[Data extracted from a collection]

※ ※ ※

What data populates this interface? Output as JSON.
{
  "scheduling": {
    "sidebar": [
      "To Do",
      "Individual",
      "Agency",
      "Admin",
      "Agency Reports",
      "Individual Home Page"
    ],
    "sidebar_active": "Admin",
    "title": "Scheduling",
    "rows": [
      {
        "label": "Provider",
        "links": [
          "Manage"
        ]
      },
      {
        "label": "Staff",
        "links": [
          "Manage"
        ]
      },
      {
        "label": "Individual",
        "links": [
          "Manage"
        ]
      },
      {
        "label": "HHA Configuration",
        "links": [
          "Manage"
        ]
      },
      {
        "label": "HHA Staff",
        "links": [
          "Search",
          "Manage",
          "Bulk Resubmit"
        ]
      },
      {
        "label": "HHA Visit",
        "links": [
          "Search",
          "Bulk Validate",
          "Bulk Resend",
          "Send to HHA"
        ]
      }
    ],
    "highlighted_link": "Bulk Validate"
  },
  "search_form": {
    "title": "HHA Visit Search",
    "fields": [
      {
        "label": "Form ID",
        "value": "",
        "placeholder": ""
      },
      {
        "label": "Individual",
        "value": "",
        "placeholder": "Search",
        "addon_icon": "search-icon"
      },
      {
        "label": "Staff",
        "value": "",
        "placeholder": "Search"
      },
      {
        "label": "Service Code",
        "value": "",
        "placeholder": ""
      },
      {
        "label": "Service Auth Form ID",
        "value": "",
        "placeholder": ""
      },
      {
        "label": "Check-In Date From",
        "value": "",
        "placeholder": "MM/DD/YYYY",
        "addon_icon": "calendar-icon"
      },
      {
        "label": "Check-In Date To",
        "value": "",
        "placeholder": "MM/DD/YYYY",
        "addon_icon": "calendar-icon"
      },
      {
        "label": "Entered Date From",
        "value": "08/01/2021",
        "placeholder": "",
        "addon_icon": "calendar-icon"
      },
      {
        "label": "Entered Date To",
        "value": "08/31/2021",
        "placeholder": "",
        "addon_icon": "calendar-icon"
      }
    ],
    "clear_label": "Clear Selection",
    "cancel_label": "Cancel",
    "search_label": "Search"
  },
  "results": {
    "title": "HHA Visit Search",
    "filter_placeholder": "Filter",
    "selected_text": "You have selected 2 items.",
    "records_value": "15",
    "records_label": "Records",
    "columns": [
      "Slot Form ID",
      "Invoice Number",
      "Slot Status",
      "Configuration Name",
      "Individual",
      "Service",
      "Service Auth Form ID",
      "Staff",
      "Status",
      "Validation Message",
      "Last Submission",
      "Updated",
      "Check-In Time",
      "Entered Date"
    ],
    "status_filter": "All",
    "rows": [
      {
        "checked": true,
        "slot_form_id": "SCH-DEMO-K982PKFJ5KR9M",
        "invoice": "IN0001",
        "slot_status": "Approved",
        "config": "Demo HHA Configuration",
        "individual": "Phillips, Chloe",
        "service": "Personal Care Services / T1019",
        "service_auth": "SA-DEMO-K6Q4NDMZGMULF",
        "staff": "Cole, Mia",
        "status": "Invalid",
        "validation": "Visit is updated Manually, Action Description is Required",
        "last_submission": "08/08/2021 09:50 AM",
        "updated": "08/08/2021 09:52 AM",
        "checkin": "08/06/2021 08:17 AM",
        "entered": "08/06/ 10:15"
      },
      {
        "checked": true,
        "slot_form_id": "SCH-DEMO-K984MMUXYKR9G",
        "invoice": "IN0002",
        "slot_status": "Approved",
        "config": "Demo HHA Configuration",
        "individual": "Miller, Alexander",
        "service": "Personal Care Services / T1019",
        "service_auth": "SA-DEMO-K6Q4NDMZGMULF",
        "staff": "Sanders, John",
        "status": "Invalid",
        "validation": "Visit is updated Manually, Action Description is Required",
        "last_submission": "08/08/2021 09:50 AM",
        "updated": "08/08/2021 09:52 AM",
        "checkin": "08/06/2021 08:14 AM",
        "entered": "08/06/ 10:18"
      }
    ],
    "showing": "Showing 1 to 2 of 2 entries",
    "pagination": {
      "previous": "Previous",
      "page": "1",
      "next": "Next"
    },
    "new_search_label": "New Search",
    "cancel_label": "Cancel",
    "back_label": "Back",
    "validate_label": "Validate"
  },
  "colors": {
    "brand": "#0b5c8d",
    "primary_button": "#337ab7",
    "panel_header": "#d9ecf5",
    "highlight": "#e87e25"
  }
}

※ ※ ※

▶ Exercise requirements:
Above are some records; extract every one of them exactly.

▶ Solution below:
What data populates this interface? Output as JSON.
{
  "scheduling": {
    "sidebar": [
      "To Do",
      "Individual",
      "Agency",
      "Admin",
      "Agency Reports",
      "Individual Home Page"
    ],
    "sidebar_active": "Admin",
    "title": "Scheduling",
    "rows": [
      {
        "label": "Provider",
        "links": [
          "Manage"
        ]
      },
      {
        "label": "Staff",
        "links": [
          "Manage"
        ]
      },
      {
        "label": "Individual",
        "links": [
          "Manage"
        ]
      },
      {
        "label": "HHA Configuration",
        "links": [
          "Manage"
        ]
      },
      {
        "label": "HHA Staff",
        "links": [
          "Search",
          "Manage",
          "Bulk Resubmit"
        ]
      },
      {
        "label": "HHA Visit",
        "links": [
          "Search",
          "Bulk Validate",
          "Bulk Resend",
          "Send to HHA"
        ]
      }
    ],
    "highlighted_link": "Bulk Validate"
  },
  "search_form": {
    "title": "HHA Visit Search",
    "fields": [
      {
        "label": "Form ID",
        "value": "",
        "placeholder": ""
      },
      {
        "label": "Individual",
        "value": "",
        "placeholder": "Search",
        "addon_icon": "search-icon"
      },
      {
        "label": "Staff",
        "value": "",
        "placeholder": "Search"
      },
      {
        "label": "Service Code",
        "value": "",
        "placeholder": ""
      },
      {
        "label": "Service Auth Form ID",
        "value": "",
        "placeholder": ""
      },
      {
        "label": "Check-In Date From",
        "value": "",
        "placeholder": "MM/DD/YYYY",
        "addon_icon": "calendar-icon"
      },
      {
        "label": "Check-In Date To",
        "value": "",
        "placeholder": "MM/DD/YYYY",
        "addon_icon": "calendar-icon"
      },
      {
        "label": "Entered Date From",
        "value": "08/01/2021",
        "placeholder": "",
        "addon_icon": "calendar-icon"
      },
      {
        "label": "Entered Date To",
        "value": "08/31/2021",
        "placeholder": "",
        "addon_icon": "calendar-icon"
      }
    ],
    "clear_label": "Clear Selection",
    "cancel_label": "Cancel",
    "search_label": "Search"
  },
  "results": {
    "title": "HHA Visit Search",
    "filter_placeholder": "Filter",
    "selected_text": "You have selected 2 items.",
    "records_value": "15",
    "records_label": "Records",
    "columns": [
      "Slot Form ID",
      "Invoice Number",
      "Slot Status",
      "Configuration Name",
      "Individual",
      "Service",
      "Service Auth Form ID",
      "Staff",
      "Status",
      "Validation Message",
      "Last Submission",
      "Updated",
      "Check-In Time",
      "Entered Date"
    ],
    "status_filter": "All",
    "rows": [
      {
        "checked": true,
        "slot_form_id": "SCH-DEMO-K982PKFJ5KR9M",
        "invoice": "IN0001",
        "slot_status": "Approved",
        "config": "Demo HHA Configuration",
        "individual": "Phillips, Chloe",
        "service": "Personal Care Services / T1019",
        "service_auth": "SA-DEMO-K6Q4NDMZGMULF",
        "staff": "Cole, Mia",
        "status": "Invalid",
        "validation": "Visit is updated Manually, Action Description is Required",
        "last_submission": "08/08/2021 09:50 AM",
        "updated": "08/08/2021 09:52 AM",
        "checkin": "08/06/2021 08:17 AM",
        "entered": "08/06/ 10:15"
      },
      {
        "checked": true,
        "slot_form_id": "SCH-DEMO-K984MMUXYKR9G",
        "invoice": "IN0002",
        "slot_status": "Approved",
        "config": "Demo HHA Configuration",
        "individual": "Miller, Alexander",
        "service": "Personal Care Services / T1019",
        "service_auth": "SA-DEMO-K6Q4NDMZGMULF",
        "staff": "Sanders, John",
        "status": "Invalid",
        "validation": "Visit is updated Manually, Action Description is Required",
        "last_submission": "08/08/2021 09:50 AM",
        "updated": "08/08/2021 09:52 AM",
        "checkin": "08/06/2021 08:14 AM",
        "entered": "08/06/ 10:18"
      }
    ],
    "showing": "Showing 1 to 2 of 2 entries",
    "pagination": {
      "previous": "Previous",
      "page": "1",
      "next": "Next"
    },
    "new_search_label": "New Search",
    "cancel_label": "Cancel",
    "back_label": "Back",
    "validate_label": "Validate"
  },
  "colors": {
    "brand": "#0b5c8d",
    "primary_button": "#337ab7",
    "panel_header": "#d9ecf5",
    "highlight": "#e87e25"
  }
}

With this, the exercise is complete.